■ Dataset:

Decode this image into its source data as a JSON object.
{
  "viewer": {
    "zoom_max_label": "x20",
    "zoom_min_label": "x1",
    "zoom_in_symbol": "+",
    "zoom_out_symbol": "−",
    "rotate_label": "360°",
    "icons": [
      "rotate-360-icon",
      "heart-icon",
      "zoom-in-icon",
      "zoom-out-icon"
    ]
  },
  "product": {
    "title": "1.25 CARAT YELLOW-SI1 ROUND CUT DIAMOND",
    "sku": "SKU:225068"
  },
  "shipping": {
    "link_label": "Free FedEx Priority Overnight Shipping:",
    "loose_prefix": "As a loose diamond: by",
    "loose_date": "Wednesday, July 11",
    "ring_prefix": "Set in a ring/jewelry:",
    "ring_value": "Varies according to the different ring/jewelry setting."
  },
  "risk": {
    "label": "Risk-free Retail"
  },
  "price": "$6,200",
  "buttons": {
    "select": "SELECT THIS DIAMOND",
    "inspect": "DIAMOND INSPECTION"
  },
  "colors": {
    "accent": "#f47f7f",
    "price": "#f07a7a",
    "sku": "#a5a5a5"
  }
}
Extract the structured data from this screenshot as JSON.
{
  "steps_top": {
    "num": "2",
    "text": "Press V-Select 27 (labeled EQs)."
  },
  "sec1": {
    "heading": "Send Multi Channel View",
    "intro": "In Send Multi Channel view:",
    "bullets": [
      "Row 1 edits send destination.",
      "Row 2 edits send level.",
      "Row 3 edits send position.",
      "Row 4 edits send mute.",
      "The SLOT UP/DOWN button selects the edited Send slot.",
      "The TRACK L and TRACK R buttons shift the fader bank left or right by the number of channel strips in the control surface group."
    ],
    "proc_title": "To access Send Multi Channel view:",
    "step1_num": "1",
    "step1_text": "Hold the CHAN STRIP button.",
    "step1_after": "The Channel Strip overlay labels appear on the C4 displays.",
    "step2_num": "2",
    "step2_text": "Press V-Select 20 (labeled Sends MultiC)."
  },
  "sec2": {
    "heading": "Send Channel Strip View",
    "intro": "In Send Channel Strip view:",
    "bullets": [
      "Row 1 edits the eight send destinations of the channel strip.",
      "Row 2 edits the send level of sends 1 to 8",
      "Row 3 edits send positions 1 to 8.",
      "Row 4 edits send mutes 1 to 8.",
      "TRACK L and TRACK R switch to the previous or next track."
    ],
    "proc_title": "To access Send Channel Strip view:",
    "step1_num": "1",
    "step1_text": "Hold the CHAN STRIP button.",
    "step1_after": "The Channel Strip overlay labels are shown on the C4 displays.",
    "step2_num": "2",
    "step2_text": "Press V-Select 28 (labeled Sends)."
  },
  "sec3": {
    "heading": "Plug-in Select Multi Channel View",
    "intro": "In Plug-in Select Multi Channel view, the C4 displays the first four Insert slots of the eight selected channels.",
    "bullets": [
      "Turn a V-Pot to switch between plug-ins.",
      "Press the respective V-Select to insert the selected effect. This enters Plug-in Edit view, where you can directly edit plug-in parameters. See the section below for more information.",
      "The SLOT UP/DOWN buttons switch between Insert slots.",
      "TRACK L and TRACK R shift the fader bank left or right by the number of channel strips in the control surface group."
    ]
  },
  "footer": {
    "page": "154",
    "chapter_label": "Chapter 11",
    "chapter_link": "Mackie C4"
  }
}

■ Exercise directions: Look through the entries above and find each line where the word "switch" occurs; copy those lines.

■ Response to the exercise:
      "TRACK L and TRACK R switch to the previous or next track."
      "Turn a V-Pot to switch between plug-ins.",
      "The SLOT UP/DOWN buttons switch between Insert slots.",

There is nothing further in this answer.